> _WHAT YOU WILL DO_
The answer must consist of every line below that holds the word "gearlist".

━━━ LISTED RECORDS

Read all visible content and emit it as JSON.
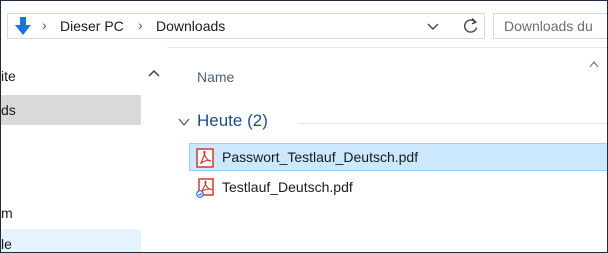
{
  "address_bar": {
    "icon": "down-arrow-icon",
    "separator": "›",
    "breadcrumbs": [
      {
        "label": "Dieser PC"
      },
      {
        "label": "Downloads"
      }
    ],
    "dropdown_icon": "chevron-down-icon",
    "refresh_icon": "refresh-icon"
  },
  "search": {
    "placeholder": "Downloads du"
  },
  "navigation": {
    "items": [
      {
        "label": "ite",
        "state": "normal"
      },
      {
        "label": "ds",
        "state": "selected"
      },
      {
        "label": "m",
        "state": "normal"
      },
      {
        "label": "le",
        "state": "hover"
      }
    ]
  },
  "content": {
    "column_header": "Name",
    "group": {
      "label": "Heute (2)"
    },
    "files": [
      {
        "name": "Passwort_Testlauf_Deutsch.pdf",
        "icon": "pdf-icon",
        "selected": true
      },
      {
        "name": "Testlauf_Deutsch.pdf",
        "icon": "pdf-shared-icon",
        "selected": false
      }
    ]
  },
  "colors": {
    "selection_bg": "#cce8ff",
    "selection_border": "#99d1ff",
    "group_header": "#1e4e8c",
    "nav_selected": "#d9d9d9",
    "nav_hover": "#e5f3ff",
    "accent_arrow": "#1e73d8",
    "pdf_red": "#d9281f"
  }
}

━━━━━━
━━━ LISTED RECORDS

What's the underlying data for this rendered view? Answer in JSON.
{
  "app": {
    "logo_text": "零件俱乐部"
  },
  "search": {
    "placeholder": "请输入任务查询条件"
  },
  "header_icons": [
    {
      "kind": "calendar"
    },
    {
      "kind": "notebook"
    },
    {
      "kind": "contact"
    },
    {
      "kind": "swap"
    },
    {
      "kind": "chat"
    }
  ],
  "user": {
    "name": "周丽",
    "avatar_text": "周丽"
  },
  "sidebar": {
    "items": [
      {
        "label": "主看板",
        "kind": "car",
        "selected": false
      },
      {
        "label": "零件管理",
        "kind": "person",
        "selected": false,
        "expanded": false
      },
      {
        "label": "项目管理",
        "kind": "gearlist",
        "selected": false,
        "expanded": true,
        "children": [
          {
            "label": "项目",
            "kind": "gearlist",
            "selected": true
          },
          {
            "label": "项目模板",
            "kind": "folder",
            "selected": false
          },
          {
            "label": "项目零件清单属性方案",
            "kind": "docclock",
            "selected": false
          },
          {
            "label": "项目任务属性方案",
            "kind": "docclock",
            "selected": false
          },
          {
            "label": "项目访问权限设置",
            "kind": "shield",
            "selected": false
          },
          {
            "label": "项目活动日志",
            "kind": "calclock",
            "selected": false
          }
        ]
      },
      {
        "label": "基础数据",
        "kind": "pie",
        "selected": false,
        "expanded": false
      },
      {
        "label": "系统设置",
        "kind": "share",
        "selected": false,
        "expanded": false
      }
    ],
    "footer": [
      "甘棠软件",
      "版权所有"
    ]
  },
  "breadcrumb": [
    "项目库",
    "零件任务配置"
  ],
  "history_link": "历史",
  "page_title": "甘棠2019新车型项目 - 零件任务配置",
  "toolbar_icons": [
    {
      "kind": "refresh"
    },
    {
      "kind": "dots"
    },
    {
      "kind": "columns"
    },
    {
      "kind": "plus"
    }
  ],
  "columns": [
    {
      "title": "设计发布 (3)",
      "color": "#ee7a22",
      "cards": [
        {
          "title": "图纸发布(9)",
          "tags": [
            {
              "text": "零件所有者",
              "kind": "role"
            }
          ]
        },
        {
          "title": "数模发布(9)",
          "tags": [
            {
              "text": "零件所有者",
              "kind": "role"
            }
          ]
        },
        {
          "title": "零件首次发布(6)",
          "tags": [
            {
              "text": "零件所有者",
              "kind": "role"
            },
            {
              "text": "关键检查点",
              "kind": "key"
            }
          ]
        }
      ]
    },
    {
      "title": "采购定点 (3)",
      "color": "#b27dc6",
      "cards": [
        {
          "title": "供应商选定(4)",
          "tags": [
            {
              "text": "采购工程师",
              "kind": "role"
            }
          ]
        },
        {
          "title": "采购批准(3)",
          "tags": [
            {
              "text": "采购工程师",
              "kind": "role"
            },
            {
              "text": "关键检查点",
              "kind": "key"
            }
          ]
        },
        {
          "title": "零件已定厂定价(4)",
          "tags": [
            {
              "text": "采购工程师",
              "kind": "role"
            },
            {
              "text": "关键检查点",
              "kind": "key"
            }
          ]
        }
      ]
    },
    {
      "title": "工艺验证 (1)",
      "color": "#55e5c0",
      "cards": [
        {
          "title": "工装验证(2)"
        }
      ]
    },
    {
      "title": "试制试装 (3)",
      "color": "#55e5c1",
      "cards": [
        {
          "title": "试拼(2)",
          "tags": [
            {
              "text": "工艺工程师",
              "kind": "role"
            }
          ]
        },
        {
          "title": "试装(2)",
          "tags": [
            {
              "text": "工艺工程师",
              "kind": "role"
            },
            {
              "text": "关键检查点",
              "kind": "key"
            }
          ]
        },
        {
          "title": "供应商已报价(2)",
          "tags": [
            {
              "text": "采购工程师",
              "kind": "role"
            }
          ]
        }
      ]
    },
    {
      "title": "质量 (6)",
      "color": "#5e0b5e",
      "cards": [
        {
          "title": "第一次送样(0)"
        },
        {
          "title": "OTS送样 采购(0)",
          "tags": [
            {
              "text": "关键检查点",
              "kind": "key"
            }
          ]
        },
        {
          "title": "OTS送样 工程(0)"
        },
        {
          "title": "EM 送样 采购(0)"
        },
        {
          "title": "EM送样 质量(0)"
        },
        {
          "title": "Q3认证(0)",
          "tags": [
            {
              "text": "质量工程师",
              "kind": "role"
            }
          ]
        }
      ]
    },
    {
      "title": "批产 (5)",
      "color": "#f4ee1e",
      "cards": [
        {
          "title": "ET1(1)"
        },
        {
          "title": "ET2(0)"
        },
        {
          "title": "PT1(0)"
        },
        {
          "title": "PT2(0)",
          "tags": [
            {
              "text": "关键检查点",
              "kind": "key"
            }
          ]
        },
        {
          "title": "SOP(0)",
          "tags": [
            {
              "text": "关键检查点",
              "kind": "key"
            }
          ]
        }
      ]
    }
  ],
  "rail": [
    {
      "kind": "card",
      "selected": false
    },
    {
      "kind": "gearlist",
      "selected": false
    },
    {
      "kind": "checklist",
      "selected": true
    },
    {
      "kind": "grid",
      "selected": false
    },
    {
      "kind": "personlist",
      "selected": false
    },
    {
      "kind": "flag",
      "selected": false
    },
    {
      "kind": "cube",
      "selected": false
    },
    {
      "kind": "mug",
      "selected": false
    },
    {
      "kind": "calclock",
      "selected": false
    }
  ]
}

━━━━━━

> _REPLY_
        "kind": "gearlist",
            "kind": "gearlist",
      "kind": "gearlist",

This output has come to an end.